Using disposable, germ-killing cloths for daily bathing
reduced the rate of methicillin-resistant Staphylococcus aureus
incidence at a geriatric facility by 82%, according to a presentation at the
39th Annual Educational Conference and International Meeting of the Association
for Professionals in Infection Control and Epidemiology.
Previously, the team of infection preventionists from
Baycrest, a geriatric health care system in Ontario, Canada, found that after a
6-month implementation of daily baths with disposable chlorhexidine gluconate
cloths, the MRSA transmission rate declined from 4.99 per 1,000 patient days to

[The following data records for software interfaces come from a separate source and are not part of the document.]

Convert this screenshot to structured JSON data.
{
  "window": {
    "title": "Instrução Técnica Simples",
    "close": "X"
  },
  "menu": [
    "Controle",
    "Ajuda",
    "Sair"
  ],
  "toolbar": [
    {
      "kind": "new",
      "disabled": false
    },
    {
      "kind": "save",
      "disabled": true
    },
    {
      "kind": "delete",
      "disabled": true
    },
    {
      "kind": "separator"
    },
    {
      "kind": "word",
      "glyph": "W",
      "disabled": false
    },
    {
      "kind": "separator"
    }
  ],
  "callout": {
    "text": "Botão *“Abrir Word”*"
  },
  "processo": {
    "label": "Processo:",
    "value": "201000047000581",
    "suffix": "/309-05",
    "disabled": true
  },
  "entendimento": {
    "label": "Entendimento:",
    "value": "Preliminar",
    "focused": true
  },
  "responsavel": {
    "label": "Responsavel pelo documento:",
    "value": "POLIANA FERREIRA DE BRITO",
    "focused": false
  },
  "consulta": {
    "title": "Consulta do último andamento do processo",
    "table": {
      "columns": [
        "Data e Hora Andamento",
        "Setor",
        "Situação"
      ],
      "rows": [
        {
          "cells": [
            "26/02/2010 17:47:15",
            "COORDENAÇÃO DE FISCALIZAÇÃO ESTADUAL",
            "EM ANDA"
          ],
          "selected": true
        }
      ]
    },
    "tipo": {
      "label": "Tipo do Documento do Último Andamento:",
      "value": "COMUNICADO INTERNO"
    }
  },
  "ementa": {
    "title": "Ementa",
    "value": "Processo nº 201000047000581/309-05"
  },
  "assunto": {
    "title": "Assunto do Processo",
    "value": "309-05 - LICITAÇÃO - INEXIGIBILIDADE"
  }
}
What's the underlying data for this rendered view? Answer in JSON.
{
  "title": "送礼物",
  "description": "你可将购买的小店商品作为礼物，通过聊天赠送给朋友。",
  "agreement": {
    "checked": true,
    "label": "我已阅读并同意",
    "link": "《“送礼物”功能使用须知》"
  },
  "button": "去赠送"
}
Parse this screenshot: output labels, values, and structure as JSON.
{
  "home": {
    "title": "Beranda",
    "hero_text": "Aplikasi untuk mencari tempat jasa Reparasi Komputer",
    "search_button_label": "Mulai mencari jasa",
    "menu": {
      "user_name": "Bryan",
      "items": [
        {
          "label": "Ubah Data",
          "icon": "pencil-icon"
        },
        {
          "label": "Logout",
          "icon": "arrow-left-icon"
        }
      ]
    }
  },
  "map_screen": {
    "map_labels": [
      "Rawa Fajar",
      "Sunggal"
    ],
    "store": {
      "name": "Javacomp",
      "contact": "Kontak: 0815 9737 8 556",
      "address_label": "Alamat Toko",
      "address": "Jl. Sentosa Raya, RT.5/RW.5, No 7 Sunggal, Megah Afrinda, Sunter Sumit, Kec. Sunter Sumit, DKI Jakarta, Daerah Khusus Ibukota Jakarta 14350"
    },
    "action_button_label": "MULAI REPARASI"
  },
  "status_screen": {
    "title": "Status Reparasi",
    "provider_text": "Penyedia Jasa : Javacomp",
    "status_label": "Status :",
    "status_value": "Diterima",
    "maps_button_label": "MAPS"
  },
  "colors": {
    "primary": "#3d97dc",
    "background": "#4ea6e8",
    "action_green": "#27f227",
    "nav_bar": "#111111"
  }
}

0.56 per 1,000 patient days.
The current study is a continuation of the original
study and involved monitoring MRSA transmission during a 33-month period. The
study took place in an acute care and transition unit in a geriatric facility.
The average age of the patients was 87 years. Pre-intervention, there were 169
admissions, and post-intervention, there were 1,339 admissions. MRSA
transmission was assessed using swabs that were collected within 48 hours of
admission and on discharge.
After the 33-month period, the MRSA transmission rate
was 0.88 per 1,000 patient days. Although the rate of infection was increased
compared with the results of the initial 6-month study, this still represented
an 82% overall reduction in incidence during the 33-month period.
Because patients who are colonized with MRSA have
a much greater chance of developing an MRSA infection, we knew we needed to
intervene to stop transmission and prevent infection, study researcher
Heather Candon, MSc, infection prevention and control practitioner at Baycrest,
said in a press release. Use of the chlorhexidine gluconate cloths proved
to be a very effective way to achieve and sustain this reduction.
Candon H. #14-204. Presented at: 39th Annual Educational
Conference and International Meeting of the Association for Professionals in
Infection Control and Epidemiology; June 4-6, 2012; San Antonio.
Ms. Candon reports no relevant financial disclosures.